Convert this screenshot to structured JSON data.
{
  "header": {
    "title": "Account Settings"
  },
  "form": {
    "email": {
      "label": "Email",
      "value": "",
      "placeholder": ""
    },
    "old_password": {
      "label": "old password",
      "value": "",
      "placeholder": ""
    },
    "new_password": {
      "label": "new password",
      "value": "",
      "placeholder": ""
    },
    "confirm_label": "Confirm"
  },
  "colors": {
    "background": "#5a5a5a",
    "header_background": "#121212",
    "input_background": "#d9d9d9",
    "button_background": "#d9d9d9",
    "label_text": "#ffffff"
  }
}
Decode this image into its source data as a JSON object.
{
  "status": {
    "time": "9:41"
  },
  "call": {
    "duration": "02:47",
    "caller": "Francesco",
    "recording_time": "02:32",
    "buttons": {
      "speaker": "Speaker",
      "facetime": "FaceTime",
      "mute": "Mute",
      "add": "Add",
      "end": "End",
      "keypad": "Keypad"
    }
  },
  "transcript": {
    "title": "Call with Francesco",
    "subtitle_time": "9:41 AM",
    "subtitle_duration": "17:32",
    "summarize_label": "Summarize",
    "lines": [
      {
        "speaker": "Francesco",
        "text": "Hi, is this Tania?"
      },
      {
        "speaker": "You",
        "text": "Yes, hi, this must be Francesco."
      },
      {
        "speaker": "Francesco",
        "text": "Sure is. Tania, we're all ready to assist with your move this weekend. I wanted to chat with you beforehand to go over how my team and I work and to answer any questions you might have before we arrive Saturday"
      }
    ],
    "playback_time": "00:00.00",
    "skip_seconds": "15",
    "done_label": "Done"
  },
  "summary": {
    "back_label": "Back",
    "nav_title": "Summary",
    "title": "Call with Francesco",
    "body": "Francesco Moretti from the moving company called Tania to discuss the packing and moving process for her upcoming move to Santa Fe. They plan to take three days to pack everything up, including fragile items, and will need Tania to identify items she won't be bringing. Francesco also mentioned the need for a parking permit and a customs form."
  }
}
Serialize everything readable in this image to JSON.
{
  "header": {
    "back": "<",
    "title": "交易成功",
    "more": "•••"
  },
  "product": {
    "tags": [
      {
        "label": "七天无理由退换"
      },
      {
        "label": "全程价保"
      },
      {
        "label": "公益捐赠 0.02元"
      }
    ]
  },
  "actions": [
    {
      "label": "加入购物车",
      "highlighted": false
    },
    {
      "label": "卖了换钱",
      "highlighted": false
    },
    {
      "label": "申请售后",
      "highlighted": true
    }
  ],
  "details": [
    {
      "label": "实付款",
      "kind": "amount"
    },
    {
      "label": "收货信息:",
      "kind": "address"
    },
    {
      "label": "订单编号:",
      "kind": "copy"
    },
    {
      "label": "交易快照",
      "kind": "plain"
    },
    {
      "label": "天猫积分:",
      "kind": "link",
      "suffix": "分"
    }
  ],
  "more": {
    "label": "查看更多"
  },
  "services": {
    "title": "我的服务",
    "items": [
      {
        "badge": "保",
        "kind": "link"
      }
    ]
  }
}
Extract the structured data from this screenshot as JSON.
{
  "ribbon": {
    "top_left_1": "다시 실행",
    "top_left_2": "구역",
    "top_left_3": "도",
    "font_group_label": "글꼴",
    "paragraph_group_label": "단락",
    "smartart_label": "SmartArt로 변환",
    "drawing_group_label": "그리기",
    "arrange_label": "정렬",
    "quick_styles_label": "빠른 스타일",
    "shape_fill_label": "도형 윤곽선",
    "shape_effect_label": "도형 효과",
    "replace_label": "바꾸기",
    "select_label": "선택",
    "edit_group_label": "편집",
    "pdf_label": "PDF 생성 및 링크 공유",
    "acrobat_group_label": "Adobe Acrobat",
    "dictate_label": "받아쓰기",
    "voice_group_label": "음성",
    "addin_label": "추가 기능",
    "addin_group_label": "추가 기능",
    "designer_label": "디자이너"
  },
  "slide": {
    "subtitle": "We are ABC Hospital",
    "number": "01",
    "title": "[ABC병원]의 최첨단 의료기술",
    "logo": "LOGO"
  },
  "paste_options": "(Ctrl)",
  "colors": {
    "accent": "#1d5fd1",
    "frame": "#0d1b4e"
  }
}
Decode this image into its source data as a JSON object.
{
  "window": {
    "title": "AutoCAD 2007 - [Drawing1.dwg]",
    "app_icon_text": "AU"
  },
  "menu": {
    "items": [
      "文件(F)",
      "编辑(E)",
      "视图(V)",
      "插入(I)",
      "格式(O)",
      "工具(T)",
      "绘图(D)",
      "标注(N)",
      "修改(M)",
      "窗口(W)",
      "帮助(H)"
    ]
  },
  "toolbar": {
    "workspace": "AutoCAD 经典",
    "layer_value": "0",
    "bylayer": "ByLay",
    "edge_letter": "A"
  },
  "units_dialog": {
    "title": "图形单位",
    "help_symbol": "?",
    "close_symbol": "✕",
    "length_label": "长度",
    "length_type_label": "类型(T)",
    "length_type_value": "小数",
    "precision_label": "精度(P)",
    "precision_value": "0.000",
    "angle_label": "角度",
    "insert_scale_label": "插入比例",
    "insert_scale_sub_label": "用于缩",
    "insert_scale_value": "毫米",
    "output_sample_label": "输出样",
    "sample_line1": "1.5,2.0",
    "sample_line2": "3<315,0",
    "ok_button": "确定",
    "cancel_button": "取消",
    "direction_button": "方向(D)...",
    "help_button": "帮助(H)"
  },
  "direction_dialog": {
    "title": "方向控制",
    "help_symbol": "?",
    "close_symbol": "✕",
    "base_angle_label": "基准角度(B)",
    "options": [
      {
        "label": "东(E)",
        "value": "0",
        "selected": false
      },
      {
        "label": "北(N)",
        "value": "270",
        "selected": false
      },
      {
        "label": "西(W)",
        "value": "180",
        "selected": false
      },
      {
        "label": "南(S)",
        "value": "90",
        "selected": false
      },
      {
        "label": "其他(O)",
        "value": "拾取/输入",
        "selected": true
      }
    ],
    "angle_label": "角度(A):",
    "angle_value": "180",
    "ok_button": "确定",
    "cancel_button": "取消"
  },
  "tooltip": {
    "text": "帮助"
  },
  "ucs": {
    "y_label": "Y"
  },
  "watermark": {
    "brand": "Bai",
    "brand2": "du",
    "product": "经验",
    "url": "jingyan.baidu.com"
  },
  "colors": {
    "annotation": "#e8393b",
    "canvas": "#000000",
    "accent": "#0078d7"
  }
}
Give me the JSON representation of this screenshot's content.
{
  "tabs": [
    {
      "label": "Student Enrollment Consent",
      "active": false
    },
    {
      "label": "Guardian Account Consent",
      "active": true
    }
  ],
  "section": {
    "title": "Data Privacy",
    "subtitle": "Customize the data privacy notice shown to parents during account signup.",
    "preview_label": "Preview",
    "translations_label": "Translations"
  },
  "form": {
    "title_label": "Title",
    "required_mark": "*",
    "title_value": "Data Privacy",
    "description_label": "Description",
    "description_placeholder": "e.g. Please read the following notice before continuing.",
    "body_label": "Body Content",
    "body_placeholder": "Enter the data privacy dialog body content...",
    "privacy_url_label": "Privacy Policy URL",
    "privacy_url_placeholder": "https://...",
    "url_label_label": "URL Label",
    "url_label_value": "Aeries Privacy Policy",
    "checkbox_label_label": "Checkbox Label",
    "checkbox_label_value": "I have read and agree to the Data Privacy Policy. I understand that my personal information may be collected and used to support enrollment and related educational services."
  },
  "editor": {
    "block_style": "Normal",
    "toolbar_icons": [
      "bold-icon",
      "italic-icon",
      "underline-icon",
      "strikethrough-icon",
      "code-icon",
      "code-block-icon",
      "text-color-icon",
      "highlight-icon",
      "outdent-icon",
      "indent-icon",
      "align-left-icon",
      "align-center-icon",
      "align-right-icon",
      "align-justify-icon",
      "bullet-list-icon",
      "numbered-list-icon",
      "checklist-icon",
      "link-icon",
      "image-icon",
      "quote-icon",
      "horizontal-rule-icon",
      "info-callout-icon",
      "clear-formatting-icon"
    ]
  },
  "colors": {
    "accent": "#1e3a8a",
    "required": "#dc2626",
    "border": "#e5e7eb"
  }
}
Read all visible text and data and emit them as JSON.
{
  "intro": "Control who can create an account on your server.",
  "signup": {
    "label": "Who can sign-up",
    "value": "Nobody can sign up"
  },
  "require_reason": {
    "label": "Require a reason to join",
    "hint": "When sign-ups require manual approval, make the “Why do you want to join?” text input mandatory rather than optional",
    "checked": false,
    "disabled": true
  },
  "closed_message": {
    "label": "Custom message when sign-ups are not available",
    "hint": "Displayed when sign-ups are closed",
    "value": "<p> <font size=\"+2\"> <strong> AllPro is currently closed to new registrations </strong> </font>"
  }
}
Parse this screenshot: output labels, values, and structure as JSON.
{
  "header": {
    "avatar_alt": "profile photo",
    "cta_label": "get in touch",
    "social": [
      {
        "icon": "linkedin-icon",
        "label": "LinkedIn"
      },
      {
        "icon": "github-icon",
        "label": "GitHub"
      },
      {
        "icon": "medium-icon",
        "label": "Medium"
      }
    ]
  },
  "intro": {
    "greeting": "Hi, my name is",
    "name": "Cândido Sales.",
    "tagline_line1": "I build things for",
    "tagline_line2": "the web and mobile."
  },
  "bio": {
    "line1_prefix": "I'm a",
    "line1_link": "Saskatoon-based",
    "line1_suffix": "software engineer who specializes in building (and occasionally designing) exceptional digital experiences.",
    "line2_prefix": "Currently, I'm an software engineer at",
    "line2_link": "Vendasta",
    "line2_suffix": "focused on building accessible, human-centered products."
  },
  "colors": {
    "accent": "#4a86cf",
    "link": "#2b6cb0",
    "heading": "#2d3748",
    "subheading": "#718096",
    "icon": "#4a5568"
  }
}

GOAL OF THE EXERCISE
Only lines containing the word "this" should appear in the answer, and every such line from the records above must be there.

WRITTEN ANSWER
Convert this screenshot to structured JSON data.
Decode this image into its source data as a JSON object.
        "text": "Hi, is this Tania?"
        "text": "Yes, hi, this must be Francesco."
        "text": "Sure is. Tania, we're all ready to assist with your move this weekend. I wanted to chat with you beforehand to go over how my team and I work and to answer any questions you might have before we arrive Saturday"
Serialize everything readable in this image to JSON.
Extract the structured data from this screenshot as JSON.
Decode this image into its source data as a JSON object.
Give me the JSON representation of this screenshot's content.
Parse this screenshot: output labels, values, and structure as JSON.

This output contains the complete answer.